**TASK TO COMPLETE:** Read the data line by line and say how many lines contain the string "heading", giving the number alone.
··· SOURCE MATERIAL
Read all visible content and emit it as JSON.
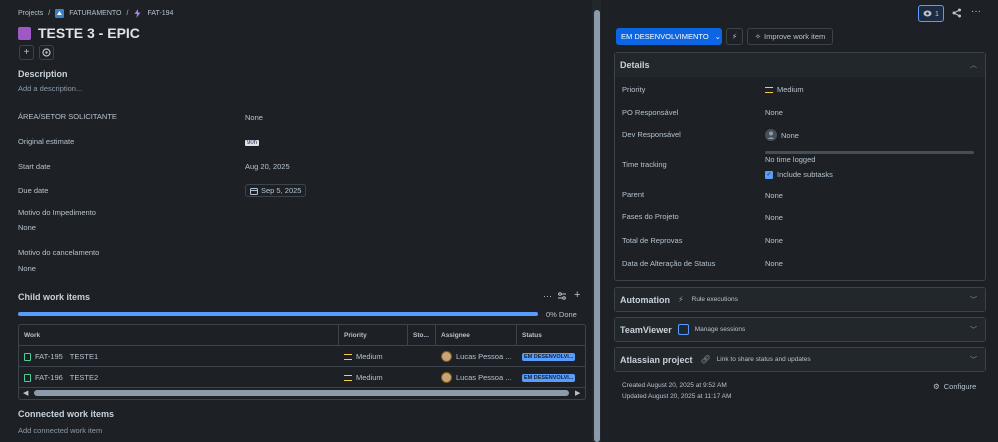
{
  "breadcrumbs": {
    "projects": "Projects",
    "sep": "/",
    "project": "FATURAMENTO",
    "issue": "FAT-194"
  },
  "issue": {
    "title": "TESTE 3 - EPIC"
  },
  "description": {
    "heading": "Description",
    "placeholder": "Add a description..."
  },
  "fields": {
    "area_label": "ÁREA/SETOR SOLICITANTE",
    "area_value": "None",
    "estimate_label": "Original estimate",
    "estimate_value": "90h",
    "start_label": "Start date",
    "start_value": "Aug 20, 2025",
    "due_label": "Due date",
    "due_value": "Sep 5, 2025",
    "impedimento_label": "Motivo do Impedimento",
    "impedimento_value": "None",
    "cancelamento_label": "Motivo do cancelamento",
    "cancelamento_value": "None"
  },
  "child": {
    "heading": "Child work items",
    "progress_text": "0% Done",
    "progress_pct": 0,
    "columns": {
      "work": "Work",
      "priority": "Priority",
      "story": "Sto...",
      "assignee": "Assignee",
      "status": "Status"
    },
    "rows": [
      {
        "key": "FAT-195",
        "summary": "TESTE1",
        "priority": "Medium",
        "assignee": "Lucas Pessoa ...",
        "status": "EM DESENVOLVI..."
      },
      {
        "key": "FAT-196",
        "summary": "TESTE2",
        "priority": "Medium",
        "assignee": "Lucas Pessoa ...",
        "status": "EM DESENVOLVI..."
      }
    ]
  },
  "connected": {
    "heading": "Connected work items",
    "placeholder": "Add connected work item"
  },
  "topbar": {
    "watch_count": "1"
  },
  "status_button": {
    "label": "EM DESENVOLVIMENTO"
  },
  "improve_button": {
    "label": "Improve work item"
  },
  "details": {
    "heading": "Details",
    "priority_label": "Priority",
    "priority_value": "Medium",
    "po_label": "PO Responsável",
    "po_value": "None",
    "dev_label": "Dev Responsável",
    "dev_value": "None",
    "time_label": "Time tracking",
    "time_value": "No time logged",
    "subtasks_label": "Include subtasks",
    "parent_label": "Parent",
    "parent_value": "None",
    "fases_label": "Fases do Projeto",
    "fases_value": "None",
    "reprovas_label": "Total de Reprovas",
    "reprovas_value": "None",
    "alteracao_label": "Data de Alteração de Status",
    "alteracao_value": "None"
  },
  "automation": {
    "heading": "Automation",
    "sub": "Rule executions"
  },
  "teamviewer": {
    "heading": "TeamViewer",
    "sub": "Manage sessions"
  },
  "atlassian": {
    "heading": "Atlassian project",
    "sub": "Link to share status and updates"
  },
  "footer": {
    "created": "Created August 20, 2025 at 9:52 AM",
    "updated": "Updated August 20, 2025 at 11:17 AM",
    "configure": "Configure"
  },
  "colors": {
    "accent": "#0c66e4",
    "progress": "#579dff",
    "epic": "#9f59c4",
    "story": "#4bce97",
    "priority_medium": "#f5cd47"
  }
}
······
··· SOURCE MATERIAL
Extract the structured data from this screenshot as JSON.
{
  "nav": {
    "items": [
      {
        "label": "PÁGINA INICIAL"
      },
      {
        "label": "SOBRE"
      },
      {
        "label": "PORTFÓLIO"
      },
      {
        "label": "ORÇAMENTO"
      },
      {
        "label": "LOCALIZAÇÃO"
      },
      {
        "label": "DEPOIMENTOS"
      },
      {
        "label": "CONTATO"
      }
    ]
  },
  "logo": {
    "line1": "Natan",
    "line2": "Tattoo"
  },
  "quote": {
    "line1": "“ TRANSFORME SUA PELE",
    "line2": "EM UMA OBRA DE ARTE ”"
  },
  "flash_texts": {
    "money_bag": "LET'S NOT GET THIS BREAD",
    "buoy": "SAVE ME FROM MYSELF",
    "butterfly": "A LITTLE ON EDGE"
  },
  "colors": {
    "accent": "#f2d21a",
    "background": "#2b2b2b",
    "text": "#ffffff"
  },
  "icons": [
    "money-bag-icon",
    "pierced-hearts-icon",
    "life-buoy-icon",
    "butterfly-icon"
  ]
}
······
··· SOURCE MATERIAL
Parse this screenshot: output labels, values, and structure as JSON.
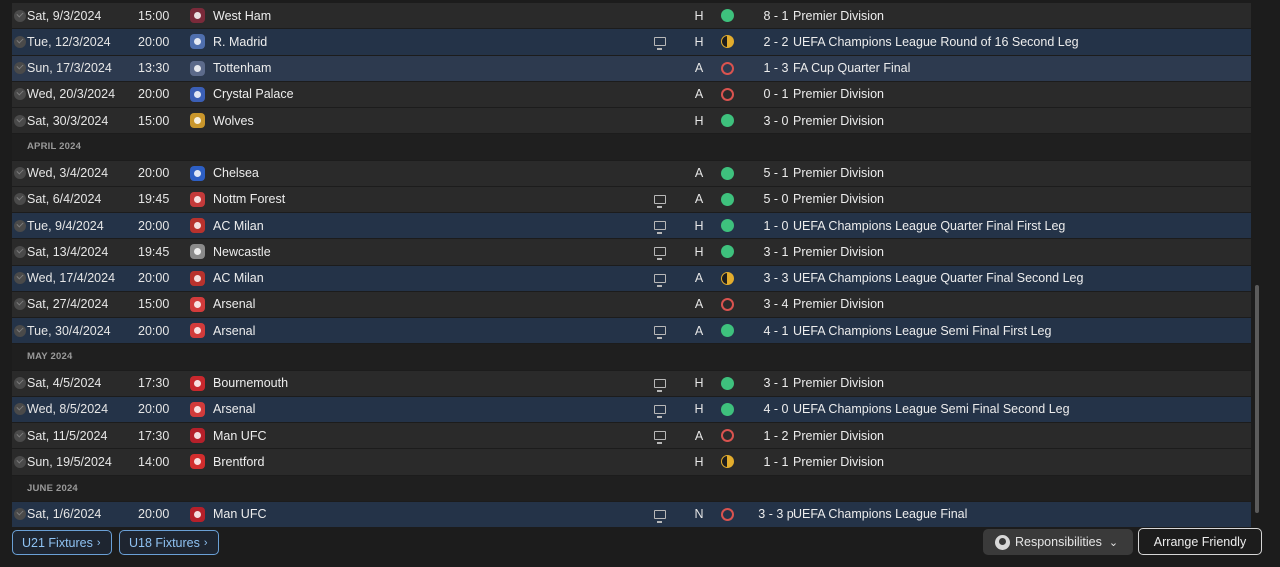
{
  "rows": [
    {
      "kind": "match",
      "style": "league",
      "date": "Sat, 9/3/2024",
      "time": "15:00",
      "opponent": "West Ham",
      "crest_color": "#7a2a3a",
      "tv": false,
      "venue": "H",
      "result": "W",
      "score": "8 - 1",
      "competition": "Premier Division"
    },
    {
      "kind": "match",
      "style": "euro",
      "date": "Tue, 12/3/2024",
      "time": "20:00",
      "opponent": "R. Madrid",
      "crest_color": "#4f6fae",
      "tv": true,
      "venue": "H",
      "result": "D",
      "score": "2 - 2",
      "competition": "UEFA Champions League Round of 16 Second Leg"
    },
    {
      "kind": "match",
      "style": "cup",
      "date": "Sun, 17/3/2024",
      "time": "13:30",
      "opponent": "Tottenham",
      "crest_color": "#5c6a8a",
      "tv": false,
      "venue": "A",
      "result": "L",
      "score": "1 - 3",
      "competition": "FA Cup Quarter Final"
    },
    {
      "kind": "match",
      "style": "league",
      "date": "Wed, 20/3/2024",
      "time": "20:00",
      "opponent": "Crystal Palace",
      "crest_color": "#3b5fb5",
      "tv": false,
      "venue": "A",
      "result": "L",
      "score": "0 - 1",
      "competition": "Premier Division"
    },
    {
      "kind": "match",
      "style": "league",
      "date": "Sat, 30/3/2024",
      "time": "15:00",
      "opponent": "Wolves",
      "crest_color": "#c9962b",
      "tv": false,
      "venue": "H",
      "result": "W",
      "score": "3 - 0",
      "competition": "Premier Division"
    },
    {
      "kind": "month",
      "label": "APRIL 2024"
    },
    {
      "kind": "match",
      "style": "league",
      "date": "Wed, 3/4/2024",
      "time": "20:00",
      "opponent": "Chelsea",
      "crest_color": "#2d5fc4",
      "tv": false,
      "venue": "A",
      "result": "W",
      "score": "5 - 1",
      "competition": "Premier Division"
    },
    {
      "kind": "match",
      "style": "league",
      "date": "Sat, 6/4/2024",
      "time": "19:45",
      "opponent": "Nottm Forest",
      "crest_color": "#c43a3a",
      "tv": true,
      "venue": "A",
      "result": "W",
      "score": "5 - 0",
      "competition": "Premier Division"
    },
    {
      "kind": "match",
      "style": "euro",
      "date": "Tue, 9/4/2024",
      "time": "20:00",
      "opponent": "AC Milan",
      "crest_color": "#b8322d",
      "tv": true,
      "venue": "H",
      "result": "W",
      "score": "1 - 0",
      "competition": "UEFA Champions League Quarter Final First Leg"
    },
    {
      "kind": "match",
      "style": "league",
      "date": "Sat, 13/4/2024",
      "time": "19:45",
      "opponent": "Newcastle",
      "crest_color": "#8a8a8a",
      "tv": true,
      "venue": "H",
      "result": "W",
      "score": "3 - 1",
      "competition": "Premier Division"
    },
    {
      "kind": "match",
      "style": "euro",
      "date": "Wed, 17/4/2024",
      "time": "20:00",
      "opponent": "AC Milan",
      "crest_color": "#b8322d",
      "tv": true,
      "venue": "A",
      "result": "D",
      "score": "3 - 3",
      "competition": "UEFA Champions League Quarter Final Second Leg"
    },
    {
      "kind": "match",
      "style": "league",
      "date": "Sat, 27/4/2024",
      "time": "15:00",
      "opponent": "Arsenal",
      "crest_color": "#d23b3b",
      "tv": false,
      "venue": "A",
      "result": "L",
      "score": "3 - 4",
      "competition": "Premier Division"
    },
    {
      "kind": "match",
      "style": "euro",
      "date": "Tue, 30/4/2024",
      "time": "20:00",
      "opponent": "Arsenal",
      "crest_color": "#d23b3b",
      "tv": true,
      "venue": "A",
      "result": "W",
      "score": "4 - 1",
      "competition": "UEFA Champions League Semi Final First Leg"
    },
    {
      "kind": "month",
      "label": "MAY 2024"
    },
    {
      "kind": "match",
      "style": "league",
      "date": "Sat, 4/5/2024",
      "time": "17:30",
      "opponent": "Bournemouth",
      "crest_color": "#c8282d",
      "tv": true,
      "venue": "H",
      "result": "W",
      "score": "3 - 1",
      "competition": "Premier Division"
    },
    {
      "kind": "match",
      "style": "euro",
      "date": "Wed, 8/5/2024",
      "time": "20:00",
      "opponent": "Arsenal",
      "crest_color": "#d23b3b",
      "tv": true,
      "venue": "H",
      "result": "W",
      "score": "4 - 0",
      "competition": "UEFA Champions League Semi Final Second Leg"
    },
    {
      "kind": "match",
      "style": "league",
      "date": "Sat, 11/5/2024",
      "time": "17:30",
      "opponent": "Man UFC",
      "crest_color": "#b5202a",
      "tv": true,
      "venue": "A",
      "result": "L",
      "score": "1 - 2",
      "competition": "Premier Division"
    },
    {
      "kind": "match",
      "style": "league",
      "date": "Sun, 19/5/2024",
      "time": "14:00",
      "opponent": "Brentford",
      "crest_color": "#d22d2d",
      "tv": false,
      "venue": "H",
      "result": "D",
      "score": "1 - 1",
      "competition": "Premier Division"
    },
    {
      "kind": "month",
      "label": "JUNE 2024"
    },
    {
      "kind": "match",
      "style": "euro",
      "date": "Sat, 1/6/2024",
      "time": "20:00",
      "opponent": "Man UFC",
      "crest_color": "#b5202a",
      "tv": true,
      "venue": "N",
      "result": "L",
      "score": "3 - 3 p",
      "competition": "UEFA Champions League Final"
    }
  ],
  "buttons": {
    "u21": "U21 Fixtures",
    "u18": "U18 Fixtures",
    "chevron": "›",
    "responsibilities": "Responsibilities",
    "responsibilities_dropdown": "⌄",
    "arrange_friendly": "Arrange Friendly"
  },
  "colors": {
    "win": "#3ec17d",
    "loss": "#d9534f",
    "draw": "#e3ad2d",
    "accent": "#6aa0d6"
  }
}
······
**EXPECTED ANSWER:** 7